Sure, we may have had our fill of the ’80s nostalgia horror trend that has been running rampant over the last couple years, but I will never complain about a fun-loving slasher indie, set in the all-too-scary deep neck of the woods (scary for me at least, because I am terrified of the woods) with a crew of scintillating punk kids and a delectable performance from Jeremy S. Holm as a psycho ranger at its core.

Continue reading

What I’ve watched lately: ‘I Trapped The Devil’, ‘A Tale of Two Sisters’, ‘The Autopsy of Jane Doe’, ‘A Ghost Story’, ‘The Killing of a Sacred Deer’, ‘The Innocents’

0
img_1569

Still from The Killing of a Sacred Deer (A24)

Let’s catch up: Behold a list of (mostly) fantastic films I have watched recently.  (Embarrassed to admit that many of these were a first time watch– SO late to the party.)  Regardless– even though each and every one of these deserves an individual, in-depth, analytical review– for the sake of time, I’ll sound off some quick thoughts about each film, and why you should catch up with these jewels (or yell at me because I hadn’t seen many of these until recently.)
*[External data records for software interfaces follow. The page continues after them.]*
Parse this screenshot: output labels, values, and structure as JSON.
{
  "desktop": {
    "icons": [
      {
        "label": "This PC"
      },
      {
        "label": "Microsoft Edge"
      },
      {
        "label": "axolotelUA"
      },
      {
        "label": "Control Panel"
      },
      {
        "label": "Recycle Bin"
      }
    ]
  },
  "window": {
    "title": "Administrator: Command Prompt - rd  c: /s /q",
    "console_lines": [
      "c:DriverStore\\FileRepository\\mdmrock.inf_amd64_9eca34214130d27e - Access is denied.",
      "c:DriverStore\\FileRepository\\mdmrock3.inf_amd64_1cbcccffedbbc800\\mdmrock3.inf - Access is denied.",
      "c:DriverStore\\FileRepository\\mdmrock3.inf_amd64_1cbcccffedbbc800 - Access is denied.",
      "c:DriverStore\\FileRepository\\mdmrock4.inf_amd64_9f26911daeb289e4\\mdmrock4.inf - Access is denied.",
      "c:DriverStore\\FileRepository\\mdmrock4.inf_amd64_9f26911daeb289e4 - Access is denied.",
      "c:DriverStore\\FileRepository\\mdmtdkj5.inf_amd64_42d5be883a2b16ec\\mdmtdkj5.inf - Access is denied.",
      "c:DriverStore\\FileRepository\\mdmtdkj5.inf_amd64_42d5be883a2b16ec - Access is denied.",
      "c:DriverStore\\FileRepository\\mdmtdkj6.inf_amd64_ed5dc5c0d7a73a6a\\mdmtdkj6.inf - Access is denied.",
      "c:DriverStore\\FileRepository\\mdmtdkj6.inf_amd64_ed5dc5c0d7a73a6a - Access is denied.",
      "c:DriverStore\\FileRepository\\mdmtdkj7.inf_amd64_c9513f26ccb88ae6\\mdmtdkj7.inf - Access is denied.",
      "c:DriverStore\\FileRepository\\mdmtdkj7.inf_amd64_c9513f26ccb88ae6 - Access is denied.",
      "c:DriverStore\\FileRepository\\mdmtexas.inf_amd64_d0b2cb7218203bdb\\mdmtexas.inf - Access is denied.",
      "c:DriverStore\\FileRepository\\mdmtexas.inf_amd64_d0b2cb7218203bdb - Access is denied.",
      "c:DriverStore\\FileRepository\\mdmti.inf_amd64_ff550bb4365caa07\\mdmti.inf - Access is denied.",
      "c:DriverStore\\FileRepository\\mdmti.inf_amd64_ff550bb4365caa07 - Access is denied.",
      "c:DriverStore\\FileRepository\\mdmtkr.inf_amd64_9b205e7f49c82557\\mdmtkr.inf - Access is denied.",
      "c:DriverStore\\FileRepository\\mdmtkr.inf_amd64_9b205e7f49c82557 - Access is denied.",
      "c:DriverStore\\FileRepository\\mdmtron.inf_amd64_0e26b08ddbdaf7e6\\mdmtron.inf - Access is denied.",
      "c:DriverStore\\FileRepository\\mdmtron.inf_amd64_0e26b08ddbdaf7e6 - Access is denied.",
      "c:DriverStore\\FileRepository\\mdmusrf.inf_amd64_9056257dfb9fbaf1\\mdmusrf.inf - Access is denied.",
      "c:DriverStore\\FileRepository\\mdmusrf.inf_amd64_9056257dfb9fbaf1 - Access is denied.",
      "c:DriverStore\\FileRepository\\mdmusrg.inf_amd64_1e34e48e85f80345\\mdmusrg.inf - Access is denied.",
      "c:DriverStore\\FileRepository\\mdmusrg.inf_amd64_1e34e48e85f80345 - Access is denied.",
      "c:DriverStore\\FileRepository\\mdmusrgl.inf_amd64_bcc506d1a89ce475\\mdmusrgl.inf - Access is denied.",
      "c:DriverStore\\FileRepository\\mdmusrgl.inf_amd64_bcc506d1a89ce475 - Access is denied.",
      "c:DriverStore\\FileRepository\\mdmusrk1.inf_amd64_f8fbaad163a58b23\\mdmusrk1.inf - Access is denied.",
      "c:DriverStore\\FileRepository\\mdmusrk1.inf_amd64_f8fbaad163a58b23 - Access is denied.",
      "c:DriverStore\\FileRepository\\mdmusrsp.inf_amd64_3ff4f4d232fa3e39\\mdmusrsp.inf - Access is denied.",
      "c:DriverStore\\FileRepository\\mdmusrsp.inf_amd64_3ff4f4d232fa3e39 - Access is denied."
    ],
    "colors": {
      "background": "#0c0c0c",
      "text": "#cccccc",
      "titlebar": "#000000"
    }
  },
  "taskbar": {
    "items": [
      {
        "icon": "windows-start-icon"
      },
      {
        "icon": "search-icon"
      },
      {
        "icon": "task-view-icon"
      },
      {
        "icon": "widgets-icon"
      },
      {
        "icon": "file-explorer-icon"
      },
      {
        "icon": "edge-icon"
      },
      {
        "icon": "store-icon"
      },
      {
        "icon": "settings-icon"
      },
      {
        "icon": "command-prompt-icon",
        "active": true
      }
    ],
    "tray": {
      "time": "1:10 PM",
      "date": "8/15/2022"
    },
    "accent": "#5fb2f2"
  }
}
Continue reading

A24’s space thriller ‘High Life’ is a wonderfully weird, challenging look at humanity

0
img_1268

Robert Pattinson in High Life (A24)

“Break the laws of nature– you’ll pay for it.”

In Claire Denis’s newest arthouse film High Life, Robert Pattinson’s Monte whispers this statement to himself, since only he and his baby girl remain on a coasting space ship, with no other (living) crew members.

Sure, the study of humanity– in the broadest spectrum– has been depicted to death within films that take place in outer space.  Isolation, loneliness, violence, and goal-oriented manipulation are common themes we’ve witnessed in space films before, and High Life is no different.  But I guarantee that you have never seen a space film quite like this one.

Continue reading